Ushering in the Twins' oft-overlooked collaborative record with New Age keyboardist Harold Budd is perhaps the most frission-inducing album opener I've ever heard, (save for, perhaps, the formless immensity of The Cure's "Plainsong"). Budd sets the track in motion, steadily pumping the rusted pedals of a reverb-y piano arpeggio that drags a Christmas sleigh's worth of heavily distorted, jingle-bell guitar trills and searing cracks of whip-like snares. Simon Raymonde drips a melty, igneous bassline between the small cracks of Robin Guthrie's wintry wall of guitar, forming an amorphous shoegaze slush, stretched in repose on the sidewalk, reflecting the glossolalic glow of Elizabeth Fraser's vocals, at their most abstract and erratic on this album. "Sea, Swallow Me" is a chaotic tempest of dreamy/frustrated emotions, each flowing on their own current, navigable only by distant flares of percussion.
4. "Iceblink Luck" (Heaven or Las Vegas, 1990)
"Iceblink Luck" is the band's most immediate pop single, Guthrie's grainy guitar raining down upon a tinny post-punk bassline like dollar store fireworks on the Fourth of July, Fraser sending wobbly strands of harmony into the night sky. Its inclusion in Jeremy Klein's part of Birdhouse's 1992 skate video Ravers makes it all the more iconic.
3. "Bluebeard" (Four Calendar Cafe, 1994)
2. "Cico Buff" (Blue Bell Knoll, 1988)
Teeming with tropical rhythms and sparkling waves of guitar, Blue Bell Knoll is my most revisted Cocteau Twins album for good reason: it's the perfect blend of vivacity and droney meditation. Take standout cut "Cico Buff" for example, its pensive shoegazery ballooning with potential energy, waiting to burst until its crescendo of distorted riffage and Fraser's aggressively pretty intonations.
1. "Half-Gifts" (Twinlights, 1995)
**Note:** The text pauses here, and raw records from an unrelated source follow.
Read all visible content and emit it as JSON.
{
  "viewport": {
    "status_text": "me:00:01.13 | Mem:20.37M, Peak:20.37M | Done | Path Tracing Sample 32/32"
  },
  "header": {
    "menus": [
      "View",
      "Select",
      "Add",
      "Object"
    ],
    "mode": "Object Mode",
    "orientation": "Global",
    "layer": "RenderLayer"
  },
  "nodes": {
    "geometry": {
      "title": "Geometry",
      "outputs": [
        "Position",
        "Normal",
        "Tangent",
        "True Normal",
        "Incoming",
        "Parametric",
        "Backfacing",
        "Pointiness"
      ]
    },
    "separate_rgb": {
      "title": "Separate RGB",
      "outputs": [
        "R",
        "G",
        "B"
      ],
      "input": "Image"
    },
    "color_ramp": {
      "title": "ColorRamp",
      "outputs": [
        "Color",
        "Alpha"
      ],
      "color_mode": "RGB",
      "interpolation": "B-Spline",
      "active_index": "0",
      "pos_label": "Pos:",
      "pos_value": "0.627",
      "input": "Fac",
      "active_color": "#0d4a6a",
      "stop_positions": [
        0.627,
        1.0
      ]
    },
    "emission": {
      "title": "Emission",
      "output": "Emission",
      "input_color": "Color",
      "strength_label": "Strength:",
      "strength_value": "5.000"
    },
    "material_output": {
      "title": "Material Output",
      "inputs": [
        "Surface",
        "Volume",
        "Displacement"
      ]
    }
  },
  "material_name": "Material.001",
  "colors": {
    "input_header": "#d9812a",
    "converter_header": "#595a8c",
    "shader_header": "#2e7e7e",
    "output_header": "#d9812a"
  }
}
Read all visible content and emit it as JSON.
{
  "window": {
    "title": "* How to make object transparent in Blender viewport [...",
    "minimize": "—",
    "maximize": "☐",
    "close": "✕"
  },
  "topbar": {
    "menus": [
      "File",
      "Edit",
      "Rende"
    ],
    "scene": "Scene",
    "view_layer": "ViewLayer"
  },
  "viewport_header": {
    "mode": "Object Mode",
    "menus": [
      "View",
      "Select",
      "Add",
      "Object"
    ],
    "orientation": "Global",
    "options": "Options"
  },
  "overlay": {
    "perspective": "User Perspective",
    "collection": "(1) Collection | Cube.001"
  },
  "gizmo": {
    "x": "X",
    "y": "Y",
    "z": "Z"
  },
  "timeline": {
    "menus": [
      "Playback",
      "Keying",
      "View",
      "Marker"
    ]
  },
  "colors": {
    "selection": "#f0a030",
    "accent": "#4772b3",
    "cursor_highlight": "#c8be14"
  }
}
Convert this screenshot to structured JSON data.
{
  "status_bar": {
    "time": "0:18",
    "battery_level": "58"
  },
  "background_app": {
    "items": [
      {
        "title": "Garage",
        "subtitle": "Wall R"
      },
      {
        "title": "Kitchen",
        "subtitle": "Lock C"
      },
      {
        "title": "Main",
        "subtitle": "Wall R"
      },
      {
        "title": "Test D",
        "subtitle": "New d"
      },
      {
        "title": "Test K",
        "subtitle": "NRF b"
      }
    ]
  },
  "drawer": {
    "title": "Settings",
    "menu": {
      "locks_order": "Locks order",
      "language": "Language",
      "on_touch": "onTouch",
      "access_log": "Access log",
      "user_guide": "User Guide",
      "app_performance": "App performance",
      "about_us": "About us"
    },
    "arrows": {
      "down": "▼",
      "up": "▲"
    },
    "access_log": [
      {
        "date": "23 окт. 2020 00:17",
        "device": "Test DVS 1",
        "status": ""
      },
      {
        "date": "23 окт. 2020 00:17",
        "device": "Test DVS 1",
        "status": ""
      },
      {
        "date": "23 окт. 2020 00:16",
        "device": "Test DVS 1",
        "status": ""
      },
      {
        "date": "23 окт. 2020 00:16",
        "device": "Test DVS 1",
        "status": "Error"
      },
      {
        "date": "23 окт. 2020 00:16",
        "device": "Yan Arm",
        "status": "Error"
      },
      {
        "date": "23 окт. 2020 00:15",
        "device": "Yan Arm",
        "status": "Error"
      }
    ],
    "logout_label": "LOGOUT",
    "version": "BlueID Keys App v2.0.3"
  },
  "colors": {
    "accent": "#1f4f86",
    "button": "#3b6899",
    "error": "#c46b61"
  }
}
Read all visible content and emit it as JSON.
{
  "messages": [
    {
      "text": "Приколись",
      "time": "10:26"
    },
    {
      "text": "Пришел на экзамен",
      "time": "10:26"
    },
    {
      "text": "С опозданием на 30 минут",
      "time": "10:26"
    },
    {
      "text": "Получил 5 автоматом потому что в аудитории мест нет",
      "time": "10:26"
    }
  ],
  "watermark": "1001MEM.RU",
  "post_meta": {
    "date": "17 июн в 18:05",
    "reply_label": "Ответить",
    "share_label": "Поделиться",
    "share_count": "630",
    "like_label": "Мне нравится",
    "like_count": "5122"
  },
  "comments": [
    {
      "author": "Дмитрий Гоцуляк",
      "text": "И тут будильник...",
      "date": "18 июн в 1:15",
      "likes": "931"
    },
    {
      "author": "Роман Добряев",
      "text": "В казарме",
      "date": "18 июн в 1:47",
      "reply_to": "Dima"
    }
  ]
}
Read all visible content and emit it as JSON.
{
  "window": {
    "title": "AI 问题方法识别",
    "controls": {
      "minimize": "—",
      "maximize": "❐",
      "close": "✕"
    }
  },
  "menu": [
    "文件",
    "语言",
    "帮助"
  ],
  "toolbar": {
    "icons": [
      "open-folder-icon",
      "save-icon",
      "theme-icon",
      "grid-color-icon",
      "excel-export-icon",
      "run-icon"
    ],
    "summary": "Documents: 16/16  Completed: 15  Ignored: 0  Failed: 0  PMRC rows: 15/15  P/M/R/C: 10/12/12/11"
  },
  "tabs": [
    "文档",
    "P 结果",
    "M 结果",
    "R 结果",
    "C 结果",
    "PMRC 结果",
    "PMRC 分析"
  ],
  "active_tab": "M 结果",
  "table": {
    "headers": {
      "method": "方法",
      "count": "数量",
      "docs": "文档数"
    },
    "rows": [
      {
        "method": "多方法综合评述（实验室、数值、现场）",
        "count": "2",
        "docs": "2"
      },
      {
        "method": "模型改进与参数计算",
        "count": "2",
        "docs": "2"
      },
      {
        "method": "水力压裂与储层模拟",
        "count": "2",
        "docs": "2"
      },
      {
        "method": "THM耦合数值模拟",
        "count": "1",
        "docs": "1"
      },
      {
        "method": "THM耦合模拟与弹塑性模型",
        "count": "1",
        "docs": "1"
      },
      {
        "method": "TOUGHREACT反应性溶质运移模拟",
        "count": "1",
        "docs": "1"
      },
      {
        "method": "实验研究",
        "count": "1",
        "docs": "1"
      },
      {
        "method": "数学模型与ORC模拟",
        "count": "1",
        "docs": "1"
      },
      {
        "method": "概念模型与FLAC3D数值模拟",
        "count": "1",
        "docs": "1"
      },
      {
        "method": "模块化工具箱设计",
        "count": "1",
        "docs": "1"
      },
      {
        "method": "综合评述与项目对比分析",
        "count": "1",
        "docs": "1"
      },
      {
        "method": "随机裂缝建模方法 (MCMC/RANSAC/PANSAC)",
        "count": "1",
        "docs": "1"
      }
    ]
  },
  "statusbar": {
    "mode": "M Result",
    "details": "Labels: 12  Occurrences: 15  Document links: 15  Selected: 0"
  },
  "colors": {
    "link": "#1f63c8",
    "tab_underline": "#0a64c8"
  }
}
My official introduction to the Twins still provides the same goosebumps raising vibes that it did through the speakers of my family's grey minivan on drives to church, Kroger or the library when I was an impressionable grade-schooler. From its funereal chord progression to its swells of strings to Fraser's raw, wavering delivery, the acoustic version of "Half-Gifts" on the rare Twinlights EP is hauntigly spare, a rickety framework of the Twins' former sprightliness, their eventual breakup looming in the shadows. Gothic melodrama it its finest.